» **WHAT YOU HAVE TO DO**: Look through the records below for the word "Allow". Report how many lines have it, and only that number.
::::::
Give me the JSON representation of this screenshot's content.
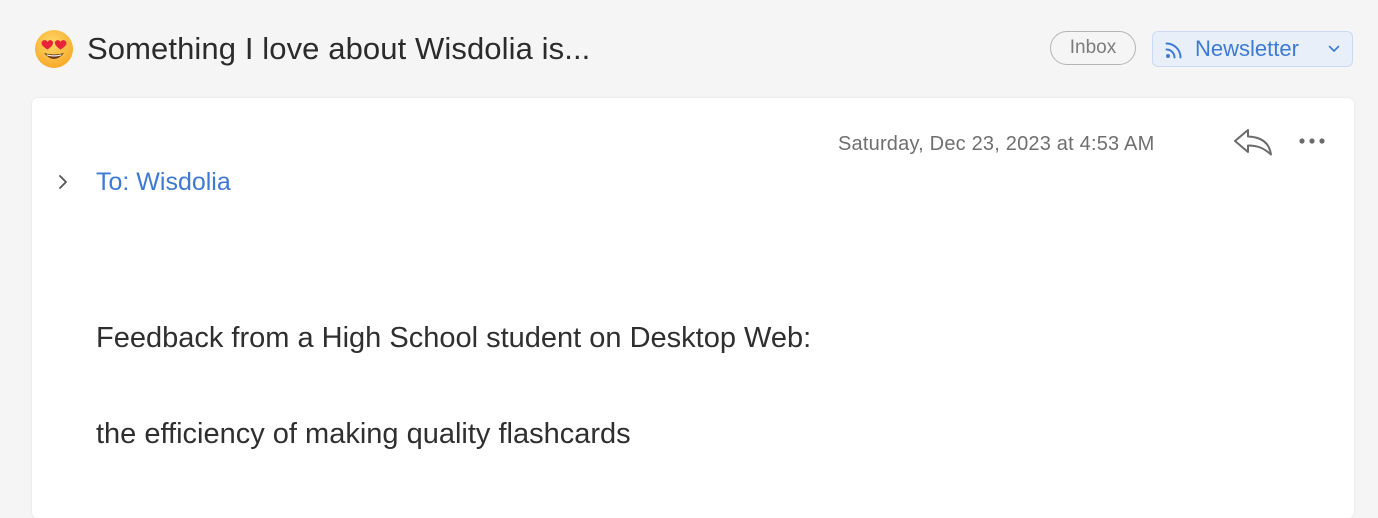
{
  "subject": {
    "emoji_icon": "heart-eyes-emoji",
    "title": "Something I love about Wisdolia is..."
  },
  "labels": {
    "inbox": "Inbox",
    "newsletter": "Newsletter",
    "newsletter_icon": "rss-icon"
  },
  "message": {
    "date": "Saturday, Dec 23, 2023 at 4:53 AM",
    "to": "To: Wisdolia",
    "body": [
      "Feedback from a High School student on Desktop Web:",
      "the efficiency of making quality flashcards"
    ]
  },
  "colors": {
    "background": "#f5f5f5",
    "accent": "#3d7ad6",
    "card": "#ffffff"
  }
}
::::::
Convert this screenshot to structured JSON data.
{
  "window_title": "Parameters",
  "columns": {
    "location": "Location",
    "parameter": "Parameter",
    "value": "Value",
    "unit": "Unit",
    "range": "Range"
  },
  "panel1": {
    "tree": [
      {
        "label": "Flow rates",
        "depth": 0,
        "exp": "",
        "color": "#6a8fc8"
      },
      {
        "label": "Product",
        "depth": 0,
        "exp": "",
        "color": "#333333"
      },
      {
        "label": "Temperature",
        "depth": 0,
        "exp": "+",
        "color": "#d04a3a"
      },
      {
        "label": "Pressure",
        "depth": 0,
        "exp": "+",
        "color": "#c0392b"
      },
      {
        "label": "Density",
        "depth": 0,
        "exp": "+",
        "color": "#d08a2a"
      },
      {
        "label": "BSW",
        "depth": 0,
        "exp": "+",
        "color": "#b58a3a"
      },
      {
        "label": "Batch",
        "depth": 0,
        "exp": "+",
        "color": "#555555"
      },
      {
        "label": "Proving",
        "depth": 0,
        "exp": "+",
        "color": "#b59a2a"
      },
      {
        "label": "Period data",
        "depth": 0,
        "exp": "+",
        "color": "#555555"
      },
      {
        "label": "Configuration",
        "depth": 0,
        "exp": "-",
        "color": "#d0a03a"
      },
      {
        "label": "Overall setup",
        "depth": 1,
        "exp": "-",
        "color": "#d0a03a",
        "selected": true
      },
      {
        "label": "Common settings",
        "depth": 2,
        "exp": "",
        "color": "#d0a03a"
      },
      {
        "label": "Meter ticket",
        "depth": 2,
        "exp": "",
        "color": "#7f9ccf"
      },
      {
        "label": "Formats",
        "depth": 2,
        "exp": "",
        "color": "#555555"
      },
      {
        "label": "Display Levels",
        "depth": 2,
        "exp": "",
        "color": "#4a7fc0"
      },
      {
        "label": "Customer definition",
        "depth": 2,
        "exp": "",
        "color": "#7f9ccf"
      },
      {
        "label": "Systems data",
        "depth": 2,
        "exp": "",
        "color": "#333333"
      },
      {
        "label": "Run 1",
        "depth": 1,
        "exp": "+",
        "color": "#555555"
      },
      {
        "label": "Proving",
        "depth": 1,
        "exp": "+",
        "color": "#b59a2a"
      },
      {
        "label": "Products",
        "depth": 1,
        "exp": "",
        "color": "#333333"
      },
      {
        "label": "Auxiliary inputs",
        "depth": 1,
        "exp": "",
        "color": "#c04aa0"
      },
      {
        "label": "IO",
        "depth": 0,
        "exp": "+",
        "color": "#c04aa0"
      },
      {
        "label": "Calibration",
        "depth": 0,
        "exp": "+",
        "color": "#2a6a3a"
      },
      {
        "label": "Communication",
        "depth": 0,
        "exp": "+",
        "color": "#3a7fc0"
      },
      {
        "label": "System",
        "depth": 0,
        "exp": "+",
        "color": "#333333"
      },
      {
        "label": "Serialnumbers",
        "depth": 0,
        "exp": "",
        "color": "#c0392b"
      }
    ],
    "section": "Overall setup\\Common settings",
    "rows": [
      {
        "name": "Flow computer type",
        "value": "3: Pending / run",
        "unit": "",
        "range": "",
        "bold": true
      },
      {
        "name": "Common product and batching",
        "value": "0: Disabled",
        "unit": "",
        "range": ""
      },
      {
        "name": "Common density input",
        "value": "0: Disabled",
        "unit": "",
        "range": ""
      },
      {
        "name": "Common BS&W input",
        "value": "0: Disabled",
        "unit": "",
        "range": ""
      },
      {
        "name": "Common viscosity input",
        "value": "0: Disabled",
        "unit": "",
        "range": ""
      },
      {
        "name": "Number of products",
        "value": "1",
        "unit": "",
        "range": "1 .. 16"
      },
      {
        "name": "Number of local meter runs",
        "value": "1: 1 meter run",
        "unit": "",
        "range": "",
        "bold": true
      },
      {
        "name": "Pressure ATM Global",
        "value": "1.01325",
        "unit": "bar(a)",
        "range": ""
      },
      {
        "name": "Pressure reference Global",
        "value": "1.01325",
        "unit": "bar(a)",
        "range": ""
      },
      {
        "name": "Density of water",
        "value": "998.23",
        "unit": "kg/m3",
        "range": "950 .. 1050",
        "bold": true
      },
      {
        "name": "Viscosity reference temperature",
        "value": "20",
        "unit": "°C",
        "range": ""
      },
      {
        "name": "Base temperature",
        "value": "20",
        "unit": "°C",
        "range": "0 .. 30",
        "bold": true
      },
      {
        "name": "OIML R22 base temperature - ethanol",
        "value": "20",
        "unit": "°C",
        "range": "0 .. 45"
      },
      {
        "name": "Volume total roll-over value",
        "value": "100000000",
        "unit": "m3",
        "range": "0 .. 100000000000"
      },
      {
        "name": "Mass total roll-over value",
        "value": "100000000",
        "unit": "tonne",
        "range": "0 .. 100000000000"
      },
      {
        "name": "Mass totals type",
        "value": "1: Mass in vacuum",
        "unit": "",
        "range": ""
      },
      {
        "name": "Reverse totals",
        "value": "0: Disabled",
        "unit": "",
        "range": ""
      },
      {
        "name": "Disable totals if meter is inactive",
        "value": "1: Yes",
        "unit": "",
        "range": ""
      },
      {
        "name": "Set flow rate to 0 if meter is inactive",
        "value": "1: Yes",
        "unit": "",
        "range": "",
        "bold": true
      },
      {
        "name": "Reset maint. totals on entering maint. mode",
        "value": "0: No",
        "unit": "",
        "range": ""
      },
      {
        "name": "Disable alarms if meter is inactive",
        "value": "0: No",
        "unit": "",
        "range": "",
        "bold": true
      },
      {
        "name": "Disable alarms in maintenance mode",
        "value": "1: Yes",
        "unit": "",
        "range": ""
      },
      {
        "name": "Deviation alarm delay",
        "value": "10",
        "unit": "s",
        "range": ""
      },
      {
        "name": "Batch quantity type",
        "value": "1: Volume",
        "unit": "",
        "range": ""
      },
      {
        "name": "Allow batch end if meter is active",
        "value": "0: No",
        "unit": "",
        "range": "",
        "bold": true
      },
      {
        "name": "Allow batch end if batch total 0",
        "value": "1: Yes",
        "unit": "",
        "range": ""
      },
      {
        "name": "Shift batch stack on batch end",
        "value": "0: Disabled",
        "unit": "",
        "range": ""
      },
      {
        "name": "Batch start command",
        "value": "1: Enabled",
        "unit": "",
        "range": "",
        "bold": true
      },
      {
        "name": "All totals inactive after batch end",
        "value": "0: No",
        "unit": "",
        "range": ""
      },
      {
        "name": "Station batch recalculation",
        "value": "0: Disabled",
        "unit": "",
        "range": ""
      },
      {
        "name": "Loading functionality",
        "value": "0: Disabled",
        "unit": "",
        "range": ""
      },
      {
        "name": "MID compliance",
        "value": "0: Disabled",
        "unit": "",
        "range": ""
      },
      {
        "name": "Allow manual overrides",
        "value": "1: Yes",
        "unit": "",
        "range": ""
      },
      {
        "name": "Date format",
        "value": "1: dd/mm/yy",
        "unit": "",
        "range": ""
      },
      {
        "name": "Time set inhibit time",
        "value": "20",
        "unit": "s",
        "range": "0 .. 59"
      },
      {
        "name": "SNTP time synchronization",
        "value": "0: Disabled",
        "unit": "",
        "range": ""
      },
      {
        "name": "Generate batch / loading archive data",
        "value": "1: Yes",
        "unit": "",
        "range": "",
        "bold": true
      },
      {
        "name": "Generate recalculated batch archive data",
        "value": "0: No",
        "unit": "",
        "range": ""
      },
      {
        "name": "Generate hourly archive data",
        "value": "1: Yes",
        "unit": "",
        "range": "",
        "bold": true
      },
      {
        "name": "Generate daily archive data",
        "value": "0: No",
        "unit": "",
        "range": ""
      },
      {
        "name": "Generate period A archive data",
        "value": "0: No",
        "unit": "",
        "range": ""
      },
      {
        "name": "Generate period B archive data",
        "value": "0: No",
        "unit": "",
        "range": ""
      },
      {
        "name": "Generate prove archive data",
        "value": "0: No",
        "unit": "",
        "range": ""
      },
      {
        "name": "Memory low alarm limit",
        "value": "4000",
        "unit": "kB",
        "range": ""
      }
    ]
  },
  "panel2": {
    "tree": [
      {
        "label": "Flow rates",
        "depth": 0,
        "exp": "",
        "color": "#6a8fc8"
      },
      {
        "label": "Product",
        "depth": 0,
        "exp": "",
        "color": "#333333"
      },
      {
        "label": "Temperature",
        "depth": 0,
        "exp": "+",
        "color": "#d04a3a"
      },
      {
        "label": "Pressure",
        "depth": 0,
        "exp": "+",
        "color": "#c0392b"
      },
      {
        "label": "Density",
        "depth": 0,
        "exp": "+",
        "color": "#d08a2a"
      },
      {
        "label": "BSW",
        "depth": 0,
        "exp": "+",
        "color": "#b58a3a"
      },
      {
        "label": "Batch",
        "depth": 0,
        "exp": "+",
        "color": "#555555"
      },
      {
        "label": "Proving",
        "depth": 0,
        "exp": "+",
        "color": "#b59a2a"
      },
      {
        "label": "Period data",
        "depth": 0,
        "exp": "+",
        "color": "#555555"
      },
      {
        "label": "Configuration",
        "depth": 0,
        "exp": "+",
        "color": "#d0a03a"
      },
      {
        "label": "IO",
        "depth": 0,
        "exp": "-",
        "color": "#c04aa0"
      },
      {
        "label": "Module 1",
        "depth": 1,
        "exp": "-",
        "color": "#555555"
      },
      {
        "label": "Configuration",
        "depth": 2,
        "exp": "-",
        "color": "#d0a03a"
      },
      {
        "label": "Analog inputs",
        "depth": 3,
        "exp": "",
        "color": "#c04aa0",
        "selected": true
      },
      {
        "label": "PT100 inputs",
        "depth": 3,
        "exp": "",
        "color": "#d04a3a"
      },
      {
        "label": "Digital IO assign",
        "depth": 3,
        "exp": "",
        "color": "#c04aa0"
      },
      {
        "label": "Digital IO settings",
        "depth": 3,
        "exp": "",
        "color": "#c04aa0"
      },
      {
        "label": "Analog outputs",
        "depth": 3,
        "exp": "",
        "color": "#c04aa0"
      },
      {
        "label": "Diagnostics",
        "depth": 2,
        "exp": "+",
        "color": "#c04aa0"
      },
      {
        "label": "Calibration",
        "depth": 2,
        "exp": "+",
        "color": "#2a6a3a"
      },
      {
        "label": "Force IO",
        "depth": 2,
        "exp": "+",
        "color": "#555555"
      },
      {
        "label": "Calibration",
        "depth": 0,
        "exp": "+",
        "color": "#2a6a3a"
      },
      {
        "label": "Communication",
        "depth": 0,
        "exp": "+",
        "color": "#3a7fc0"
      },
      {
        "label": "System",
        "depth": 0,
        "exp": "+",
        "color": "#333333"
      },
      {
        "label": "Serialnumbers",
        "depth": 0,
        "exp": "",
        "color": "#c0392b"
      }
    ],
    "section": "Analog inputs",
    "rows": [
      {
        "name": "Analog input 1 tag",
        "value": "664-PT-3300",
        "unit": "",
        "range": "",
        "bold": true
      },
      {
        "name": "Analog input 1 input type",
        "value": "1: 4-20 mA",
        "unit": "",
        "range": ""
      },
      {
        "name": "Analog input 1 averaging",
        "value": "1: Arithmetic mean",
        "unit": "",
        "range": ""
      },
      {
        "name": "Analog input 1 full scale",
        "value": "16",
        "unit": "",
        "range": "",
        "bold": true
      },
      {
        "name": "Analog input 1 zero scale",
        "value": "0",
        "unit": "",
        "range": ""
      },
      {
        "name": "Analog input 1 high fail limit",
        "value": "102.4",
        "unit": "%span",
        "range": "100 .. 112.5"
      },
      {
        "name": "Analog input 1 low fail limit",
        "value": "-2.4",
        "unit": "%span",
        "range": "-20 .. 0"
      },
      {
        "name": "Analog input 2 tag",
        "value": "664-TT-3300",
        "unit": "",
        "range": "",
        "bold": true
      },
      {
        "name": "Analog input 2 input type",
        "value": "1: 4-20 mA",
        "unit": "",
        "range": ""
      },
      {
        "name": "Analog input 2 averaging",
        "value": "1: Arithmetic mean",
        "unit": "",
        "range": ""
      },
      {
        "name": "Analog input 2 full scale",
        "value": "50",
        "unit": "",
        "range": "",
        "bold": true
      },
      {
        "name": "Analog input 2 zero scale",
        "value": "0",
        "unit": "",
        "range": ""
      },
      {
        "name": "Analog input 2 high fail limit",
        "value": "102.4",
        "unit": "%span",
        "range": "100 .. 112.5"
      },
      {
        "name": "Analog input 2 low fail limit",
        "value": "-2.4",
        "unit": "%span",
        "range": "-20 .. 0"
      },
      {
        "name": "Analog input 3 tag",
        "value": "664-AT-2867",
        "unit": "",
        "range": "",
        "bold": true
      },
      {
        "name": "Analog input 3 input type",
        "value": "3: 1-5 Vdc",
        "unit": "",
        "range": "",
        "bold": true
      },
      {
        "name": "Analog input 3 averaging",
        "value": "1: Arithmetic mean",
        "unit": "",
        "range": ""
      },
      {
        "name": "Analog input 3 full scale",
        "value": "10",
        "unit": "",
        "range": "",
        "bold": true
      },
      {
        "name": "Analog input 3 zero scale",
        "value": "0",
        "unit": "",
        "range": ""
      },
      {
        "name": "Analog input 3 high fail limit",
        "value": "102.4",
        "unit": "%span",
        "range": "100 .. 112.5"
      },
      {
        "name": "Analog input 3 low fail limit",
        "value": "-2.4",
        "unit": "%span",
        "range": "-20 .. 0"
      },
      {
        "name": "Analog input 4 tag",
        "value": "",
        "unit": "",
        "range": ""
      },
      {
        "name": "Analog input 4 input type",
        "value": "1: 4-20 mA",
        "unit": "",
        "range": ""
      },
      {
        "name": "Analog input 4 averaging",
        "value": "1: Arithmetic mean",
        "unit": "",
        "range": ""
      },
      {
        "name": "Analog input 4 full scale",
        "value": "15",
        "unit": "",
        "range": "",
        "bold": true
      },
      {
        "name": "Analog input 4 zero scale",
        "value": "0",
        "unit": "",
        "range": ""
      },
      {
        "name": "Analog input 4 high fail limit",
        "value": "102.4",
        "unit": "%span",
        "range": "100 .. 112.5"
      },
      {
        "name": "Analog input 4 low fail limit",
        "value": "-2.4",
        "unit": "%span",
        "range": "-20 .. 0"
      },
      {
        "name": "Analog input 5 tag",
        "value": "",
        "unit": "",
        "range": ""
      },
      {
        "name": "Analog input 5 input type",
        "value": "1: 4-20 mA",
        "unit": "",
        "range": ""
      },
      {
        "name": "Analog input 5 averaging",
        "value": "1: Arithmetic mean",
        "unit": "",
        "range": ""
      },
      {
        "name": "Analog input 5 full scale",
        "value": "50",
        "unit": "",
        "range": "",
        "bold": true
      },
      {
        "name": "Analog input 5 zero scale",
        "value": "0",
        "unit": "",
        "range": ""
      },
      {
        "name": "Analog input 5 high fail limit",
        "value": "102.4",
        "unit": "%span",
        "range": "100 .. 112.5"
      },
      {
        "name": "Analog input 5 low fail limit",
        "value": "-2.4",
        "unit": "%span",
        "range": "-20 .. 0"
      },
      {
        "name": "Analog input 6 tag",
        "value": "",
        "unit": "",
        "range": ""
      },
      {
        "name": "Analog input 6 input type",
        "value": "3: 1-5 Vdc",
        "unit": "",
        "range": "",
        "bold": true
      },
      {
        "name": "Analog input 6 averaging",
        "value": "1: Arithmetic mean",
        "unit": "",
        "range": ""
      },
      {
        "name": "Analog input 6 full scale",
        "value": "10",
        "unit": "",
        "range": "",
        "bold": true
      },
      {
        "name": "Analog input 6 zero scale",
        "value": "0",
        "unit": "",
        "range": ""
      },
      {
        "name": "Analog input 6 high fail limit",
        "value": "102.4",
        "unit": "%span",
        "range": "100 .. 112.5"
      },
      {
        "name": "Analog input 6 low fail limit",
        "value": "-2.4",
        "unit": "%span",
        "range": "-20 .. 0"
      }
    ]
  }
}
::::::
» **ANSWER FOR THIS EXERCISE**: 3